▶ What to work on:
Where the data below has the string "with", return the whole line.

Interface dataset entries
——————

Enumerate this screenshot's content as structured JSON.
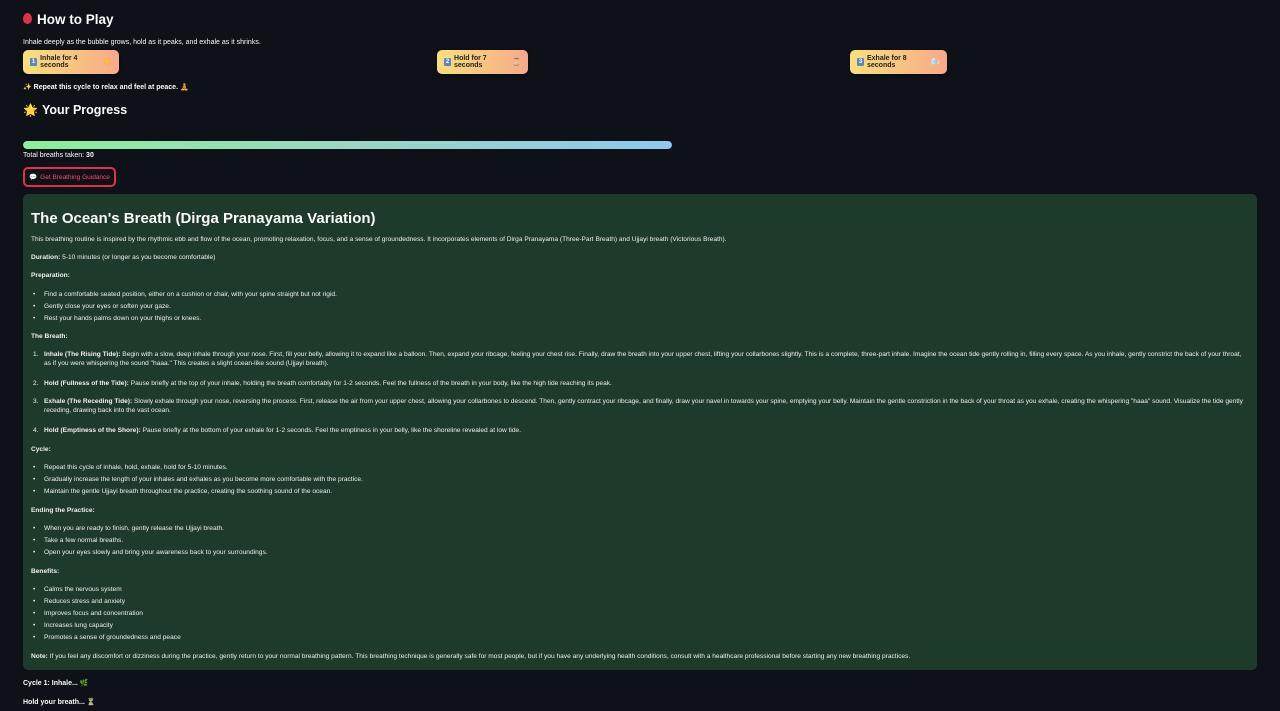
{
  "how": {
    "title": "How to Play",
    "intro": "Inhale deeply as the bubble grows, hold as it peaks, and exhale as it shrinks.",
    "steps": [
      {
        "num": "1",
        "label": "Inhale for 4 seconds",
        "emoji": "☀️"
      },
      {
        "num": "2",
        "label": "Hold for 7 seconds",
        "emoji": "⏳"
      },
      {
        "num": "3",
        "label": "Exhale for 8 seconds",
        "emoji": "🌬️"
      }
    ],
    "repeat_icon": "✨",
    "repeat": "Repeat this cycle to relax and feel at peace.",
    "repeat_emoji": "🧘"
  },
  "progress": {
    "icon": "🌟",
    "title": "Your Progress",
    "fraction": 1.0,
    "total_label": "Total breaths taken:",
    "total_value": "30"
  },
  "guidance_button": {
    "icon": "💬",
    "label": "Get Breathing Guidance"
  },
  "guidance": {
    "title": "The Ocean's Breath (Dirga Pranayama Variation)",
    "intro": "This breathing routine is inspired by the rhythmic ebb and flow of the ocean, promoting relaxation, focus, and a sense of groundedness. It incorporates elements of Dirga Pranayama (Three-Part Breath) and Ujjayi breath (Victorious Breath).",
    "duration_label": "Duration:",
    "duration": "5-10 minutes (or longer as you become comfortable)",
    "prep_heading": "Preparation:",
    "prep": [
      "Find a comfortable seated position, either on a cushion or chair, with your spine straight but not rigid.",
      "Gently close your eyes or soften your gaze.",
      "Rest your hands palms down on your thighs or knees."
    ],
    "breath_heading": "The Breath:",
    "breath": [
      {
        "num": "1.",
        "title": "Inhale (The Rising Tide):",
        "text": "Begin with a slow, deep inhale through your nose. First, fill your belly, allowing it to expand like a balloon. Then, expand your ribcage, feeling your chest rise. Finally, draw the breath into your upper chest, lifting your collarbones slightly. This is a complete, three-part inhale. Imagine the ocean tide gently rolling in, filling every space. As you inhale, gently constrict the back of your throat, as if you were whispering the sound \"haaa.\" This creates a slight ocean-like sound (Ujjayi breath)."
      },
      {
        "num": "2.",
        "title": "Hold (Fullness of the Tide):",
        "text": "Pause briefly at the top of your inhale, holding the breath comfortably for 1-2 seconds. Feel the fullness of the breath in your body, like the high tide reaching its peak."
      },
      {
        "num": "3.",
        "title": "Exhale (The Receding Tide):",
        "text": "Slowly exhale through your nose, reversing the process. First, release the air from your upper chest, allowing your collarbones to descend. Then, gently contract your ribcage, and finally, draw your navel in towards your spine, emptying your belly. Maintain the gentle constriction in the back of your throat as you exhale, creating the whispering \"haaa\" sound. Visualize the tide gently receding, drawing back into the vast ocean."
      },
      {
        "num": "4.",
        "title": "Hold (Emptiness of the Shore):",
        "text": "Pause briefly at the bottom of your exhale for 1-2 seconds. Feel the emptiness in your belly, like the shoreline revealed at low tide."
      }
    ],
    "cycle_heading": "Cycle:",
    "cycle": [
      "Repeat this cycle of inhale, hold, exhale, hold for 5-10 minutes.",
      "Gradually increase the length of your inhales and exhales as you become more comfortable with the practice.",
      "Maintain the gentle Ujjayi breath throughout the practice, creating the soothing sound of the ocean."
    ],
    "ending_heading": "Ending the Practice:",
    "ending": [
      "When you are ready to finish, gently release the Ujjayi breath.",
      "Take a few normal breaths.",
      "Open your eyes slowly and bring your awareness back to your surroundings."
    ],
    "benefits_heading": "Benefits:",
    "benefits": [
      "Calms the nervous system",
      "Reduces stress and anxiety",
      "Improves focus and concentration",
      "Increases lung capacity",
      "Promotes a sense of groundedness and peace"
    ],
    "note_label": "Note:",
    "note": "If you feel any discomfort or dizziness during the practice, gently return to your normal breathing pattern. This breathing technique is generally safe for most people, but if you have any underlying health conditions, consult with a healthcare professional before starting any new breathing practices."
  },
  "status": {
    "cycle": "Cycle 1: Inhale...",
    "cycle_emoji": "🌿",
    "hold": "Hold your breath...",
    "hold_emoji": "⏳"
  }
}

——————

▶ Task result:
      "Find a comfortable seated position, either on a cushion or chair, with your spine straight but not rigid.",
        "text": "Begin with a slow, deep inhale through your nose. First, fill your belly, allowing it to expand like a balloon. Then, expand your ribcage, feeling your chest rise. Finally, draw the breath into your upper chest, lifting your collarbones slightly. This is a complete, three-part inhale. Imagine the ocean tide gently rolling in, filling every space. As you inhale, gently constrict the back of your throat, as if you were whispering the sound \"haaa.\" This creates a slight ocean-like sound (Ujjayi breath)."
      "Gradually increase the length of your inhales and exhales as you become more comfortable with the practice.",
    "note": "If you feel any discomfort or dizziness during the practice, gently return to your normal breathing pattern. This breathing technique is generally safe for most people, but if you have any underlying health conditions, consult with a healthcare professional before starting any new breathing practices."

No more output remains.